Qantas CEO Alan Joyce has rejected as a conspiracy and a “ludicrous suggestion” claims that Qantas was subsidising Jetstar to make its low cost carrier’s profit figures look good at the expense of its mainline operations.
In parliament last night independent Senator Nick Xenophon said the airline’s assertion its international operations were losing money needed “forensic examination”.
“The reality is that Qantas has long been used to subsidise Jetstar in order to make Jetstar look profitable and Qantas look like a burden, and when there’s a profit to be made Jetstar makes it,” Senator Xenophon claimed.
Said the Senator, “It would be foolish to take management’s word Qantas International is losing money.” Instead he suggested that Qantas, to avoid the restrictions of the Qantas Sale Act, could have “a strategy of private equity selloff by stealth”, with Qantas “moving assets out of Qantas and into an airline you own, but isn’t controlled by the Act.”
The Senator’s comments came as reports emerged that the Qantas pilots union AIPA had commissioned consultancy firm PPB Advisory to examine the company’s financial reports to investigate the airline’s assertion its international division was losing money.
According to reports, PPB’s preliminary analysis questions how Qantas Frequent Flyer costs are allocated, and which segment of the company absorbed an unallocated loss of $123 million shown in Qantas’s FY2010 results.
“It seems clear from the financial analysis and other anecdotal evidence that we [Qantas mainline] are carrying some of the costs of Jetstar,” AIPA vice-president Richard Woodward was quoted as saying.
At a press conference for the airline’s annual results announcement this morning, Joyce responded to the claims by saying, “There’s no convincing some people.
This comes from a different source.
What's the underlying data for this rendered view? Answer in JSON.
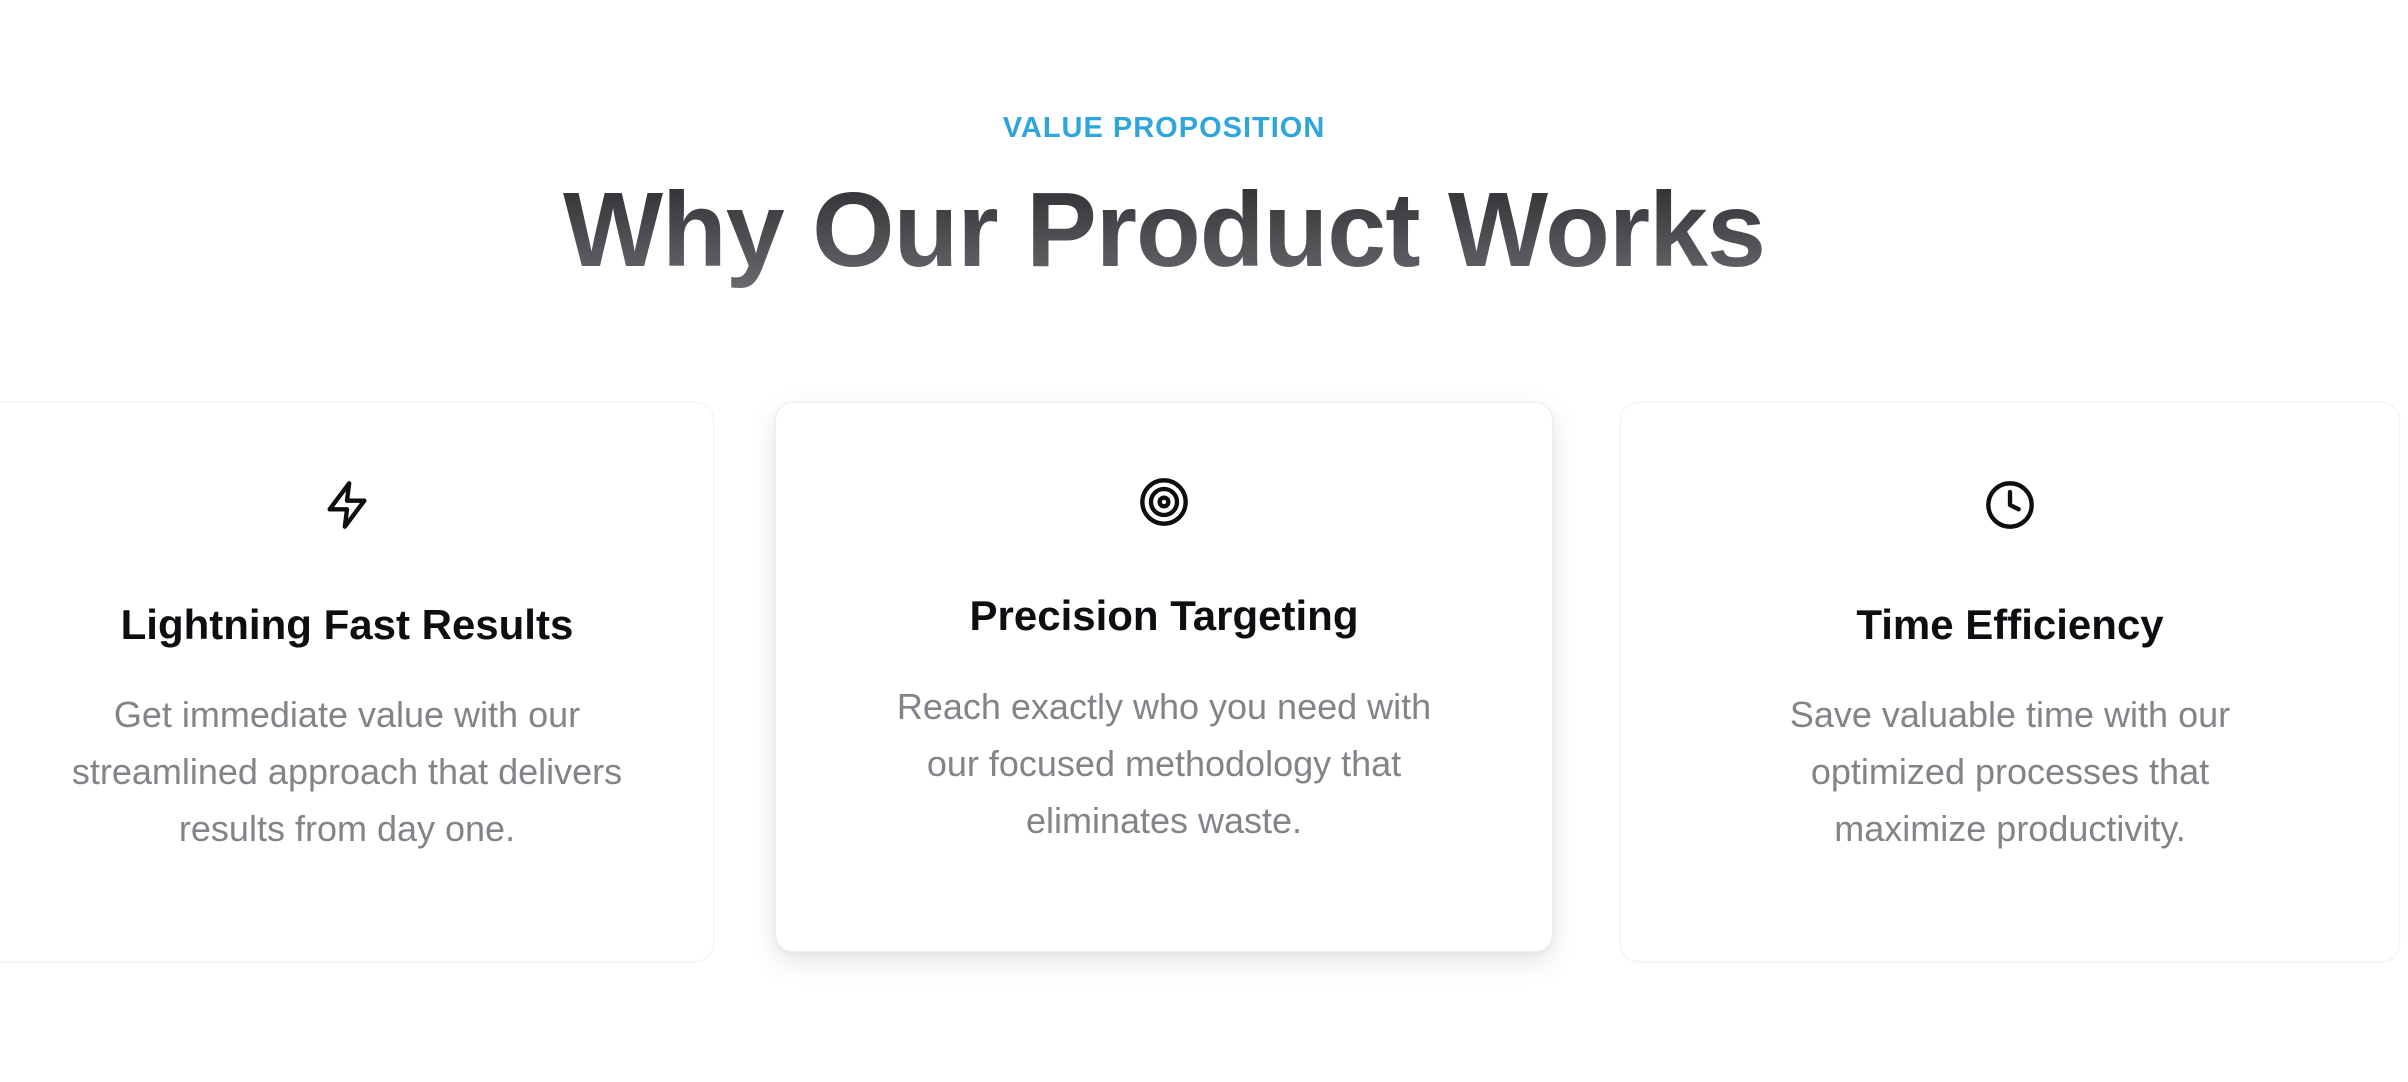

They just have a view and whatever we say they won’t be convinced.”
Joyce said he was “going to add this conspiracy theory to a long list of conspiracy theories.”
Qantas says losses in its international operations require it to drop services, defer A380 deliveries, retire early some 747s and make redundant up to 1000 staff.